[Opening Data extract section]
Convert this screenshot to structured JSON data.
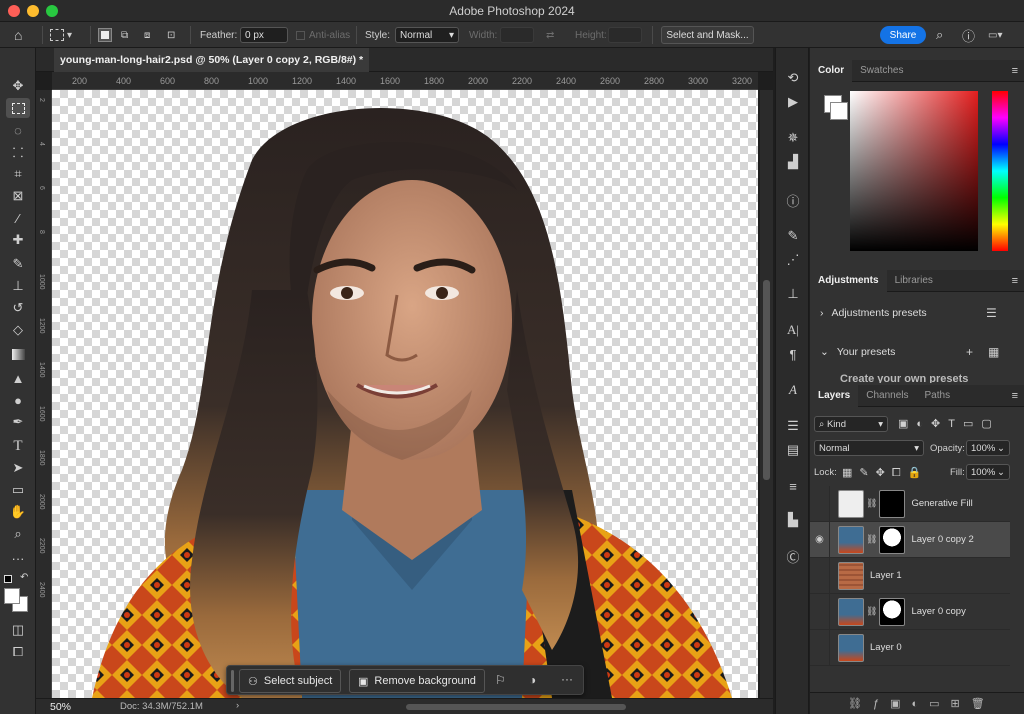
{
  "window": {
    "title": "Adobe Photoshop 2024",
    "share_label": "Share"
  },
  "options_bar": {
    "feather_label": "Feather:",
    "feather_value": "0 px",
    "antialias_label": "Anti-alias",
    "style_label": "Style:",
    "style_value": "Normal",
    "width_label": "Width:",
    "height_label": "Height:",
    "select_mask_label": "Select and Mask..."
  },
  "document": {
    "tab_label": "young-man-long-hair2.psd @ 50% (Layer 0 copy 2, RGB/8#) *"
  },
  "ruler": {
    "top_ticks": [
      "200",
      "400",
      "600",
      "800",
      "1000",
      "1200",
      "1400",
      "1600",
      "1800",
      "2000",
      "2200",
      "2400",
      "2600",
      "2800",
      "3000",
      "3200"
    ],
    "left_ticks": [
      "2",
      "4",
      "6",
      "8",
      "1000",
      "1200",
      "1400",
      "1600",
      "1800",
      "2000",
      "2200",
      "2400"
    ]
  },
  "status": {
    "zoom": "50%",
    "doc": "Doc: 34.3M/752.1M"
  },
  "context_bar": {
    "select_subject": "Select subject",
    "remove_background": "Remove background"
  },
  "panels": {
    "color_tab": "Color",
    "swatches_tab": "Swatches",
    "adjustments_tab": "Adjustments",
    "libraries_tab": "Libraries",
    "adjustments_presets": "Adjustments presets",
    "your_presets": "Your presets",
    "create_presets": "Create your own presets",
    "layers_tab": "Layers",
    "channels_tab": "Channels",
    "paths_tab": "Paths",
    "kind_label": "Kind",
    "blend_mode": "Normal",
    "opacity_label": "Opacity:",
    "opacity_value": "100%",
    "lock_label": "Lock:",
    "fill_label": "Fill:",
    "fill_value": "100%"
  },
  "layers": [
    {
      "name": "Generative Fill"
    },
    {
      "name": "Layer 0 copy 2"
    },
    {
      "name": "Layer 1"
    },
    {
      "name": "Layer 0 copy"
    },
    {
      "name": "Layer 0"
    }
  ],
  "colors": {
    "accent": "#1473e6"
  }
}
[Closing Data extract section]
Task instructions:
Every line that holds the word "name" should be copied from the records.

Answer to this problem:
      "name": "Generative Fill"
      "name": "Layer 0 copy 2"
      "name": "Layer 1"
      "name": "Layer 0 copy"
      "name": "Layer 0"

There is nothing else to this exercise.